One of the reasons this story is so successful is that its title works on many different levels, and part of the evident irony of the story is the way that this title functions. Let us consider the main meaning of this phrase. "Lamb to the slaughter" is used to describe someone who is normally innocent, weak and defenceless going into a situation where they are going to get attacked, beaten up, or killed (metaphorically if not physically). You could argue that it is Mary Maloney who is going to get "slaughtered" by the news that her husband is leaving her. She is clearly a well-meaning innocent. However, equally, and more deviously, it is Patrick Maloney who comes like a lamb to the slaughter. He would never have expected his wife to kill him (and nor would the reader) and thus goes like an innocent to his death.

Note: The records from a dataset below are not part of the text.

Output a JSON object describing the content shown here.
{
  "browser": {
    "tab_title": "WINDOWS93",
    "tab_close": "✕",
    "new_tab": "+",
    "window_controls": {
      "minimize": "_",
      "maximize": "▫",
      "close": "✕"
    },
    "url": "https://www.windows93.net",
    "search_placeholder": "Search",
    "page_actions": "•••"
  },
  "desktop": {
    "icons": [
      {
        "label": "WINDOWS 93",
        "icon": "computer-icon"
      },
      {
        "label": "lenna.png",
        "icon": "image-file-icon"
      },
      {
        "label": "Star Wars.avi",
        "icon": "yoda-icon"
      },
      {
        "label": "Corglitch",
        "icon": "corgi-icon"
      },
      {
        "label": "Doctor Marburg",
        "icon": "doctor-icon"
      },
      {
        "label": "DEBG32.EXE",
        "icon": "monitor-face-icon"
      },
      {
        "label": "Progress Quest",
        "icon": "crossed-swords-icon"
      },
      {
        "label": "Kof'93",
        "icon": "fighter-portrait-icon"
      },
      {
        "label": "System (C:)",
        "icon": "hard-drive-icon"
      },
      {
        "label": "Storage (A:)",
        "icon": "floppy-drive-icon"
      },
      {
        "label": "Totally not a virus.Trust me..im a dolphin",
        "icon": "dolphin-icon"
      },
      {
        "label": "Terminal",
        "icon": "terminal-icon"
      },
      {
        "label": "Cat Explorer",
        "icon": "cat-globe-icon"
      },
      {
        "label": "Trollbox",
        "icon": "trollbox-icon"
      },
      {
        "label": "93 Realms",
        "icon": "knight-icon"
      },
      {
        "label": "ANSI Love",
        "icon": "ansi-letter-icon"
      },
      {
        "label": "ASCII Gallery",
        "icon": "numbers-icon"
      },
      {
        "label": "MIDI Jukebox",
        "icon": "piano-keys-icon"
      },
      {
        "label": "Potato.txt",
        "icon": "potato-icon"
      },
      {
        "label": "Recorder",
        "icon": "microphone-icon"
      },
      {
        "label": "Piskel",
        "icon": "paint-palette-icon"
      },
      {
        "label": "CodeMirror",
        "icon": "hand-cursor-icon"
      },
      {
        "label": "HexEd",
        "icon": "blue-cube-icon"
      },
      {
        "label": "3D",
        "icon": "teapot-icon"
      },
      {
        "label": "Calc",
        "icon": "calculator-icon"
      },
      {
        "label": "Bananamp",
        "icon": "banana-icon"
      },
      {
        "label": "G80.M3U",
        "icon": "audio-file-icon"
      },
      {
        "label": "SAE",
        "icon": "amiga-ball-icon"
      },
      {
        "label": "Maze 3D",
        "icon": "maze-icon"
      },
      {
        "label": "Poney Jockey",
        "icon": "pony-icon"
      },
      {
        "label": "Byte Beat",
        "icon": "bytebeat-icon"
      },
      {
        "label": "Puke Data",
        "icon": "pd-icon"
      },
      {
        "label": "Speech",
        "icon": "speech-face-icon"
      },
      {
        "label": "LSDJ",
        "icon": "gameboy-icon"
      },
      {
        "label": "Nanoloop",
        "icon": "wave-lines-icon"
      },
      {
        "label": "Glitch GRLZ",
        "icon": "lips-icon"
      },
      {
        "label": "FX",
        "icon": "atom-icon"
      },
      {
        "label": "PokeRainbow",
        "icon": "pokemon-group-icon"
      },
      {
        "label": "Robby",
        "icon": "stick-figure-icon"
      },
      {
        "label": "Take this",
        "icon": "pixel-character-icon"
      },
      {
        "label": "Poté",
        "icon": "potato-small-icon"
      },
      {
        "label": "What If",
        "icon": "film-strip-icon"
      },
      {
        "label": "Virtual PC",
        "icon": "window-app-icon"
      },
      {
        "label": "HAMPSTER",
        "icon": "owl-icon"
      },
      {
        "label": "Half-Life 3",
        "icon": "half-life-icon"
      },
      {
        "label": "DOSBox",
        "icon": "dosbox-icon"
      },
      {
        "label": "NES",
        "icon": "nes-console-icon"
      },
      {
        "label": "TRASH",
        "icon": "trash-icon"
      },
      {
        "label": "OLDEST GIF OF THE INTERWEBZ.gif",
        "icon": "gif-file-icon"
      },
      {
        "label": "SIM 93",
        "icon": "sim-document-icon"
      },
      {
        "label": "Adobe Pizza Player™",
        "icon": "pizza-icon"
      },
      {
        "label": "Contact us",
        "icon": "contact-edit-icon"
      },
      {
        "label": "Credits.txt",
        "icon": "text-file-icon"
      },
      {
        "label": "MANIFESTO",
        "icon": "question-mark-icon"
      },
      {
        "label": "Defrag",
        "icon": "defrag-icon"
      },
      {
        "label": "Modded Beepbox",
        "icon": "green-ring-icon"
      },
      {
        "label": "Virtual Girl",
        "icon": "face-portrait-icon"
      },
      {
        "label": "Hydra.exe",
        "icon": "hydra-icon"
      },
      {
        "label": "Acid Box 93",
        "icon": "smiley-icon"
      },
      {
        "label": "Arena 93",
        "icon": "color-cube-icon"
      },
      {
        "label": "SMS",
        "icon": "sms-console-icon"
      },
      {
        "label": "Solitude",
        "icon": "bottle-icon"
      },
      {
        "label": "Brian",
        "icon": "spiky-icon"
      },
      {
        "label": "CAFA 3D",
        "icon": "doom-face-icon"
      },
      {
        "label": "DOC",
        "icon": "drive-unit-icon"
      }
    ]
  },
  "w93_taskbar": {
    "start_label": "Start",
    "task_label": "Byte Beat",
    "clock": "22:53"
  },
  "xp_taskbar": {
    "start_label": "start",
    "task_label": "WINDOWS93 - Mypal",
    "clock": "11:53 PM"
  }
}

Of course, the irony is compounded by the fact that lamb is literally used to slaughter Patrick. Likewise it could be said that the policemen who come go like lamb to the slaughter - they are intent on finding the murder weapon to find the killer, but are innocently deceived by Mary Maloney into eating the very murder weapon that they are talking about needing to find. They are poor, unsuspecting little lambs who are metaphorically "slaughtered" or tricked by Mary into getting her off the crime free.
Thus the fact that the "lamb" could be identified as any one of the characters combined with the actual use of the leg of lamb as the murder weapon serves to make this a highly successful ironic title that operates on many different levels.